[Start of Attachment]

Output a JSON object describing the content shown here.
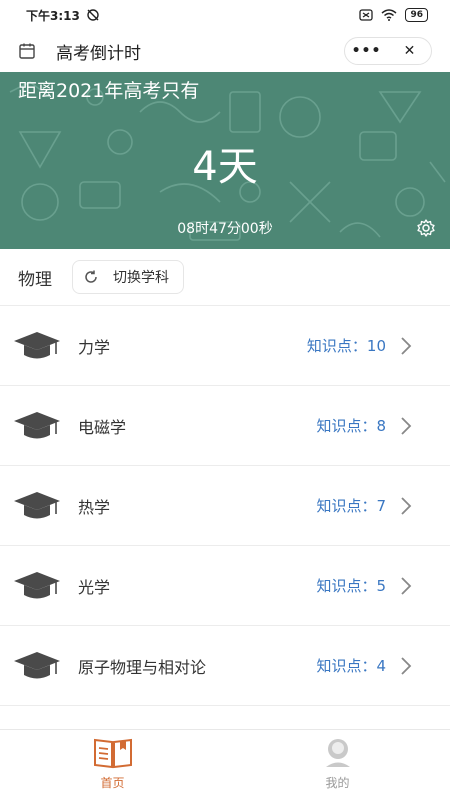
{
  "status_bar": {
    "time": "下午3:13",
    "battery": "96",
    "icons": [
      "do-not-disturb-icon",
      "sim-icon",
      "wifi-icon",
      "battery-icon"
    ]
  },
  "title_bar": {
    "title": "高考倒计时",
    "more_label": "•••",
    "close_label": "✕"
  },
  "banner": {
    "heading": "距离2021年高考只有",
    "days": "4天",
    "clock": "08时47分00秒",
    "background_color": "#4d8775"
  },
  "subject": {
    "name": "物理",
    "switch_label": "切换学科"
  },
  "topics": [
    {
      "name": "力学",
      "count": "知识点：10"
    },
    {
      "name": "电磁学",
      "count": "知识点：8"
    },
    {
      "name": "热学",
      "count": "知识点：7"
    },
    {
      "name": "光学",
      "count": "知识点：5"
    },
    {
      "name": "原子物理与相对论",
      "count": "知识点：4"
    }
  ],
  "bottom_nav": {
    "home_label": "首页",
    "mine_label": "我的",
    "active_color": "#d26b33"
  },
  "colors": {
    "accent_blue": "#3a77c2",
    "active_orange": "#d26b33"
  }
}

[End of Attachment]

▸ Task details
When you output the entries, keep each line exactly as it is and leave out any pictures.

▸ Output of the exercise
Output a JSON object describing the content shown here.
{
  "status_bar": {
    "time": "下午3:13",
    "battery": "96",
    "icons": [
      "do-not-disturb-icon",
      "sim-icon",
      "wifi-icon",
      "battery-icon"
    ]
  },
  "title_bar": {
    "title": "高考倒计时",
    "more_label": "•••",
    "close_label": "✕"
  },
  "banner": {
    "heading": "距离2021年高考只有",
    "days": "4天",
    "clock": "08时47分00秒",
    "background_color": "#4d8775"
  },
  "subject": {
    "name": "物理",
    "switch_label": "切换学科"
  },
  "topics": [
    {
      "name": "力学",
      "count": "知识点：10"
    },
    {
      "name": "电磁学",
      "count": "知识点：8"
    },
    {
      "name": "热学",
      "count": "知识点：7"
    },
    {
      "name": "光学",
      "count": "知识点：5"
    },
    {
      "name": "原子物理与相对论",
      "count": "知识点：4"
    }
  ],
  "bottom_nav": {
    "home_label": "首页",
    "mine_label": "我的",
    "active_color": "#d26b33"
  },
  "colors": {
    "accent_blue": "#3a77c2",
    "active_orange": "#d26b33"
  }
}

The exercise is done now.